Greenfield - Susan Tubic who has served in the Army reserves and the Air Force reserves for 17 years, is a cheerleading coach at Whitnall Middle School and is heavily involved in the Boy Scouts of America wonders why she isn't allowed to raise chickens, if she does it responsibly.
The Greenfield Board of Health last week told her that she has 30 days to get rid of the eight chickens who have lived on her acre of rural Greenfield for two years. The city doesn't allow chickens, she was told. Six of the chickens are her's. The other two belong to a neighbor.
The board also told a nearby family they would have to get rid of their four chickens.
"At the board meeting, my daughter (7) was crying," said Michael Ritt. He, his wife and four children also live on about an acre of land and have had chickens for about a year and a half.
Tubic said she is considering appealing to her alderman and to the Greenfield Common Council. She and her partner William Desarden are raising chickens mainly because of post traumatic stress disorder the 25-year Air Force veteran suffered from duty in Afghanistan.
The gentle clucking of the chickens is soothing, and the eggs are as much as two months fresher than eggs in grocery stores, Tubic said.
Desarden said his condition has improved since the chickens landed. He sleeps better and takes less medicine because of the birds' calming effect, Desarden said.
"It's because of the atmosphere, they're so calm," he said.
Even though a few Wisconsin cities including Milwaukee, Wauwatosa, Madison, Green Bay, Fond du Lac, New Berlin, Muskego, Oshkosh and La Crosse allow chickens, the Greenfield Board of Health didn't want to change the citywide ban, mainly because of worries about attracting predators.
"Live chickens will attract more coyotes and people might start to lose house pets," said Leon Saryan, a health board member. "We've already had a coyote kill an alderman's dog."
Concerns about increasing the already growing coyote problem and of potentially adding a rat problem from the rodents getting at chicken feed were the main underpinnings of the board's decision to keep the ban. Other issues were waste and chicken butchering.
Not only did the board keep the ban, but it recommended closing a loophole that allows chickens to be raised for educational purposes or for events such as circuses. That recommendation will go to the council for a vote.
The two families said they understood the concerns, but none apply in their cases, they said.

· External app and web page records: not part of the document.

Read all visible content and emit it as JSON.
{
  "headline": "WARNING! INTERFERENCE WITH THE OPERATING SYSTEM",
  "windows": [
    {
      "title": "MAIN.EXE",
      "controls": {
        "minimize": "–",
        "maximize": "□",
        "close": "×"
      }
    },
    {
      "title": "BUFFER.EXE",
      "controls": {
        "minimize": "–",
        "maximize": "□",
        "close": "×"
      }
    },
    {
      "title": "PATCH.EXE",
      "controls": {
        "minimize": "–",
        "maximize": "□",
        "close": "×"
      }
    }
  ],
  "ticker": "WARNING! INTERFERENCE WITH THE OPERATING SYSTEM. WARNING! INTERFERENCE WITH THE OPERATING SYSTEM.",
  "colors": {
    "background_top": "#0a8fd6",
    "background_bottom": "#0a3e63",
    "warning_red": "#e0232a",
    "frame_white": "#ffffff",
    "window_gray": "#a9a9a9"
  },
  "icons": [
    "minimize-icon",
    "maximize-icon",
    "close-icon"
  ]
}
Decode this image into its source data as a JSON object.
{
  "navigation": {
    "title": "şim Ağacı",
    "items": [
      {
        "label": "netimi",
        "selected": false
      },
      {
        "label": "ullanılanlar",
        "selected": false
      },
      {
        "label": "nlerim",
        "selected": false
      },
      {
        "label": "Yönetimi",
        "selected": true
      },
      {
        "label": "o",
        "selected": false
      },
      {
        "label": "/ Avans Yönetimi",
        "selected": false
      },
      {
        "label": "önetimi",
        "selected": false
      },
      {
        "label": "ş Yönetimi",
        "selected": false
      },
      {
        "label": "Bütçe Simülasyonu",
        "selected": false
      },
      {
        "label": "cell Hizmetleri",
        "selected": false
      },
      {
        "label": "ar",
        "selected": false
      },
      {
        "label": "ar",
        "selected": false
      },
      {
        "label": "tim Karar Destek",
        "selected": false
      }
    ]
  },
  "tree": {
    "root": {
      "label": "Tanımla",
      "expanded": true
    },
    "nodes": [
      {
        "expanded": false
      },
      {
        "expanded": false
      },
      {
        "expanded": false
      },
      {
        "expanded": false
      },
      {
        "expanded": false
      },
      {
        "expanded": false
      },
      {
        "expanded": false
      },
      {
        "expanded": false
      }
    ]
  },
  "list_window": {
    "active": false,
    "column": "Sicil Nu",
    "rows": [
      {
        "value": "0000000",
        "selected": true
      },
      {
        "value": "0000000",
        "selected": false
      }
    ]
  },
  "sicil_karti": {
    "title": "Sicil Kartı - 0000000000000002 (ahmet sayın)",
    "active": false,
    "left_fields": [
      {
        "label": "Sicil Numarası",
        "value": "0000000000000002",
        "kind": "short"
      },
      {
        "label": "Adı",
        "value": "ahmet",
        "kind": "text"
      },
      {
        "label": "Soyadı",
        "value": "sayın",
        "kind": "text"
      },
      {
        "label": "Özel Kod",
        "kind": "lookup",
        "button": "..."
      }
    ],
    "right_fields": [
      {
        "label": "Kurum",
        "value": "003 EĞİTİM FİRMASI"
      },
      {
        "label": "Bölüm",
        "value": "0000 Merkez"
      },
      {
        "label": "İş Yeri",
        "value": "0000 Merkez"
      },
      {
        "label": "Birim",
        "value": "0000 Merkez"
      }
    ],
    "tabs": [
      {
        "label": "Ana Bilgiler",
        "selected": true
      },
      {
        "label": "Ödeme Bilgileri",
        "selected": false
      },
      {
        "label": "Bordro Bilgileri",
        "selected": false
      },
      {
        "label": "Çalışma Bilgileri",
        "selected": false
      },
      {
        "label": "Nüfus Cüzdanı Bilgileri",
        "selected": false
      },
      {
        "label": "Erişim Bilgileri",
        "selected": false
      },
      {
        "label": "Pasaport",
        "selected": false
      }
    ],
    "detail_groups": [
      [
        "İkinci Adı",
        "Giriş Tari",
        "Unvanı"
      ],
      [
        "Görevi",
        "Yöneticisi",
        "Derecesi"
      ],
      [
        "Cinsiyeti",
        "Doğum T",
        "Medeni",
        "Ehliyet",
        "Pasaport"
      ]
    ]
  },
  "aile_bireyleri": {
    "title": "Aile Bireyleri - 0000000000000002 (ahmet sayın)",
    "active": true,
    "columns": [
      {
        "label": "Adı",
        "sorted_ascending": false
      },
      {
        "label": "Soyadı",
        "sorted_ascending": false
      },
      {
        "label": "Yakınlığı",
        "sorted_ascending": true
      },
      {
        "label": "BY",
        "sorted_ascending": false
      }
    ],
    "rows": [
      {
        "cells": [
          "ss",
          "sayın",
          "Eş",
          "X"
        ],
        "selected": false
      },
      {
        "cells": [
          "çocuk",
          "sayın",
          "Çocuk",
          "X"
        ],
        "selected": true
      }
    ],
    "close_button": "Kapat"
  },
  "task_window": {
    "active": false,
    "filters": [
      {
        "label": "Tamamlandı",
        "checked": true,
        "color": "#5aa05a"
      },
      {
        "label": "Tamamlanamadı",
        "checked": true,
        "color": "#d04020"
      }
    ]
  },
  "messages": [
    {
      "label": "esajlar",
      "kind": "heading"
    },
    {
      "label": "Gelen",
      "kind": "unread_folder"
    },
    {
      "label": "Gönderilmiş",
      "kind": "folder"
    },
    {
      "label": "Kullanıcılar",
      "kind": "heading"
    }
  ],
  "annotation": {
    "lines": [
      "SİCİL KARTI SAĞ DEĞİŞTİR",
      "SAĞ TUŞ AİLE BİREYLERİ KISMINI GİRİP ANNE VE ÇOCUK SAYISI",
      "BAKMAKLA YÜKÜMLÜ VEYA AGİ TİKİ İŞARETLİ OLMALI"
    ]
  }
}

"Coyotes have been here in throngs before we ever got chickens," Tubic said.
There is a bobcat and a family of hawks nearby, so the chickens are locked up in the coop every night, she said. Also, the feed is in a box inside the coop and falls into a dish that the chickens can get at, she said.
Similarly, Ritt said, "We have no rodents."
The chickens are locked up at night because he knows predators are around.
"I know coyotes live in the woods. And raccoons were there before but they eat the vegetables in the garden," he said. "I kind of expected a hawk to get one of them," Ritt said of the chickens.
Smell is not an issue for neighbors or for the chickens, he said. He cleans the chicken coop and acknowledges "it smells a little." But by far the worst smell is the grass that inadvertently gets left in the lawnmower hamper," he said.
Like Tubic, he washes the eggs to eliminate any chance of salmonella and gives extras to neighbors and co-workers.
His neighbors are pleased with the chickens, especially the retired teacher who cares for them when the family is away, he said.
"He loves them," Ritt said.
He said he was disappointed in the board of health meeting where the only officials giving information to the board were against chickens.
"The cards were definitely stacked," he said.
Surprised at ban
Both said they didn't realize Greenfield doesn't allow chickens.
Tubic said she spoke with a Greenfield woman who has had chickens since World War II. She also searched online for a requirement for a license and found none, she said.
"I feel bad that I did something illegal," she said. But with food being adulterated and with Desarden's health issue, "I don't feel bad."
She said she understands some people would be bad chicken owners and that there are situations where chickens would not fit in. However, Tubic said, it seems that people should have the freedom to do what they want with reasonable restrictions.
Communities that allow chickens have rules about how far coops must be from property lines and how big coops can be.
Bans for all
"I'm a productive citizen, I've never been arrested, I pay my taxes, I don't do drugs, I just want some fresh eggs," Tubic said.
Ritt said he mistakenly thought he was looking at rules for Milwaukee County when he actually had called up the city of Milwaukee that allows chickens.
"I misread it," he said, However, he still doesn't understand.
"I thought if Milwaukee has it, that's as urban as it gets," he said.
Ritt said he wanted to get chickens for his children partly to teach them to care for small animals. He also remembers how fun it was when his elementary school raised chickens. His daughters are having a wonderful time with the chickens. One of them lets the chickens perch on her arm as she walks through the yard, he said.
It will be a sad day when the chickens have to go, if they have to go, Ritt said. Horn Brothers of Muskego, where he buys the chicken feed has said that it can take the chickens in, if needed, he said.
Similarly, Tubic said she plans to contact the Gingerbread House in Muskego that already has some chickens.